As figures released this week announced that A&E waiting times in England are the worst for a decade, the Fire Brigades Union (FBU) has claimed that fire engines are being used as makeshift ambulances to help overstretched accident and emergency departments, in turn diverting firefighters from doing their own work.
FBU general secretary Matt Wrack said the A&E crisis is a "direct result of the government's failed austerity agenda" and suggests that the “public are being put at risk because the government have cut staff, resources and equipment in both the NHS and fire and rescue service.”
“In certain incidences,” he adds, “Firefighters have been diverted away from doing their own work to cover for mistakes made by this government in the NHS. The knock-on effect means that vital fire prevention work will be compromised as well as the ability to respond to other fire emergencies at a time of year where firefighters are expecting to deal with an increased number of flooding incidents across the UK. The A&E crisis is a product of this Government's failed policies - they need to get a grip."
Shadow health secretary Andy Burnham also added to the argument, saying that untrained fire personnel and police officers were being forced to stand-in for paramedics because of the unprecedented demand at A&E departments.

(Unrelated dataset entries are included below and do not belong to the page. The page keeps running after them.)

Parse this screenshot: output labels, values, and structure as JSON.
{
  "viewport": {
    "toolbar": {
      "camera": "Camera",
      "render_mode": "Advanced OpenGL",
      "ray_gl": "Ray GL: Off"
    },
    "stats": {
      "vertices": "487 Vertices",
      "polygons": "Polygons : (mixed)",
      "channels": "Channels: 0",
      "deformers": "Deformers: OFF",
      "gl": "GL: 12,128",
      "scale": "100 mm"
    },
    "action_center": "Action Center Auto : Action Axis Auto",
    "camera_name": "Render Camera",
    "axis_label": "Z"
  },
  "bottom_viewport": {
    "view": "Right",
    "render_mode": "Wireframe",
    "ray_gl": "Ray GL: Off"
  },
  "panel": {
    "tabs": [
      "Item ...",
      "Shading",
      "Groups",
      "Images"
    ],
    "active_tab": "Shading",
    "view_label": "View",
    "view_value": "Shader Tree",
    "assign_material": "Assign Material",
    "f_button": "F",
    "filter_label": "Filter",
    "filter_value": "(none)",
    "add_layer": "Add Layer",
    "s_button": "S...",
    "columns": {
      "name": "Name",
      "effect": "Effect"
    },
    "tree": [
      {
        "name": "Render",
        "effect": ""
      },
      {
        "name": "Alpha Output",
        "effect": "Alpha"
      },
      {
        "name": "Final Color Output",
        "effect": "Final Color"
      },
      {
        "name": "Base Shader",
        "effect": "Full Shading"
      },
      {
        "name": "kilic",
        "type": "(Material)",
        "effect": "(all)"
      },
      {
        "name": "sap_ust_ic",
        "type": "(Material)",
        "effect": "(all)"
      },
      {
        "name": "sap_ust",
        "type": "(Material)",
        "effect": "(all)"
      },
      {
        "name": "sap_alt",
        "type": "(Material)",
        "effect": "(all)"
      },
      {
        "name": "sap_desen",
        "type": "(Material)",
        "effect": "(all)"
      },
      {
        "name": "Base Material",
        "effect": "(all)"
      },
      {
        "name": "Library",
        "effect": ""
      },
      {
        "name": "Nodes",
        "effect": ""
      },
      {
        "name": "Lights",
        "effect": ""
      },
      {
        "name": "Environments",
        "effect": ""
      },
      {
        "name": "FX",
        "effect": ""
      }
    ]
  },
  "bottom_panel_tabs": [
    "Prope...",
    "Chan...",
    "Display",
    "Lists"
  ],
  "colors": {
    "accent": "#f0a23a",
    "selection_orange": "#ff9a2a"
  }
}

In a letter to the Secretary of State for Health Jeremy Hunt, he wrote that reports of fire engines and police cars being increasingly used as ambulances has raised ‘major patient and public safety concerns’. He has now called for an emergency summit to discuss ways of easing the growing pressure on A&E services, which he says must include representatives from the fire, police and ambulance services as well as NHS professionals.
Commercial buildings, non-domestic and multi-occupancy premises in England and Wales are already forced to undertake a 'suitable and sufficient' fire risk assessment carried out under the Regulatory Reform (Fire Safety) Order 2005.
While the overwhelming majority of premises do this, if the assessment is thought to have been carried out to an insufficient extent, the Responsible Person can face an unlimited fine or up to two years in prison.